We use cookies to ensure that we give you the best experience on our website. By continuing to browse this repository, you give consent for essential cookies to be used. You can read more about our Privacy and Cookie Policy.

Durham Research Online
You are in:

Redefining the converted Jewish self : race, religion and Israel's Bene Menashe.

Egorova, Yulia (2015) 'Redefining the converted Jewish self : race, religion and Israel's Bene Menashe.', American anthropologist., 117 (3). pp. 493-505.


The Bene Menashe stem from a number of Christian groups of the Indo-Burmese borderland, some of whom back in the 1950s declared their descent from the Lost Tribes of Israel. In this article, I will use the example of the Bene Menashe migration to Israel to cast analytical light on different ways in which race and religion co-constitute each other in processes of transnational migration.
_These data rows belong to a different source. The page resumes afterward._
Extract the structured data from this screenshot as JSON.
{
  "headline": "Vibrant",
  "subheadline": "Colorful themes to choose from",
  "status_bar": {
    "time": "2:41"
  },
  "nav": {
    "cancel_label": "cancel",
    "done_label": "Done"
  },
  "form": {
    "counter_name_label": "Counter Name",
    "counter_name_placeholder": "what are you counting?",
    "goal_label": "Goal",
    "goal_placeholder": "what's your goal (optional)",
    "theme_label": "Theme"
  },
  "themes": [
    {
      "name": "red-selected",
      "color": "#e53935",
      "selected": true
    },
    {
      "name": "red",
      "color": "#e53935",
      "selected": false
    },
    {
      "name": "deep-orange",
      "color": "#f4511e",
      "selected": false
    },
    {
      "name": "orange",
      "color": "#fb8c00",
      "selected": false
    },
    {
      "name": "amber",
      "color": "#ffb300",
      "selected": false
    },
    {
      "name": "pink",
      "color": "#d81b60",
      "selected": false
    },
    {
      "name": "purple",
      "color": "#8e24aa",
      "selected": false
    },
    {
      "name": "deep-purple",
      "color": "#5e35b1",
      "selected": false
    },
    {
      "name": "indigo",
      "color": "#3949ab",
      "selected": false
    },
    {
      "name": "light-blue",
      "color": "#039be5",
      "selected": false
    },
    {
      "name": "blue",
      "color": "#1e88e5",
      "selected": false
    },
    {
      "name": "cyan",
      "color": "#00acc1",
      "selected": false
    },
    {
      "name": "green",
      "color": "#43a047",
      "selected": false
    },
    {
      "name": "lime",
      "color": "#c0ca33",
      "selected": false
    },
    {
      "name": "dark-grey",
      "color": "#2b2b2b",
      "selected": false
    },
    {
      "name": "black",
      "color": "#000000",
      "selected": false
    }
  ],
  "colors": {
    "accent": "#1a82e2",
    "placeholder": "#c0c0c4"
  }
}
To do so, I will focus on one specific aspect of the Bene Menashe migration—the way the community has to construct and enact their religious affiliation to be able to become Israeli citizens and to be considered part of the Jewish people by their “hosts.” I argue that, in the case of the Bene Menashe, race and religion co-produce each other in ways that reinforce racialized understandings of Judaism and Jewishness, and I suggest that what accounts for this phenomenon is that the opportunities that the Bene Menashe immigrants had in defining their religiosity in Israel were limited by the conditions of their migration, which developed against the backdrop of multiple colonial contexts. [Judaism, Israel, racialization, migration, religion]

Item Type:Article
Full text:(AM) Accepted Manuscript
Download PDF
Publisher Web site:
Publisher statement:© 2015 by the American Anthropological Association
Date accepted:19 July 2015
Date deposited:24 August 2015
Date of first online publication:18 August 2015
Date first made open access:No date available

Save or Share this output

Look up in GoogleScholar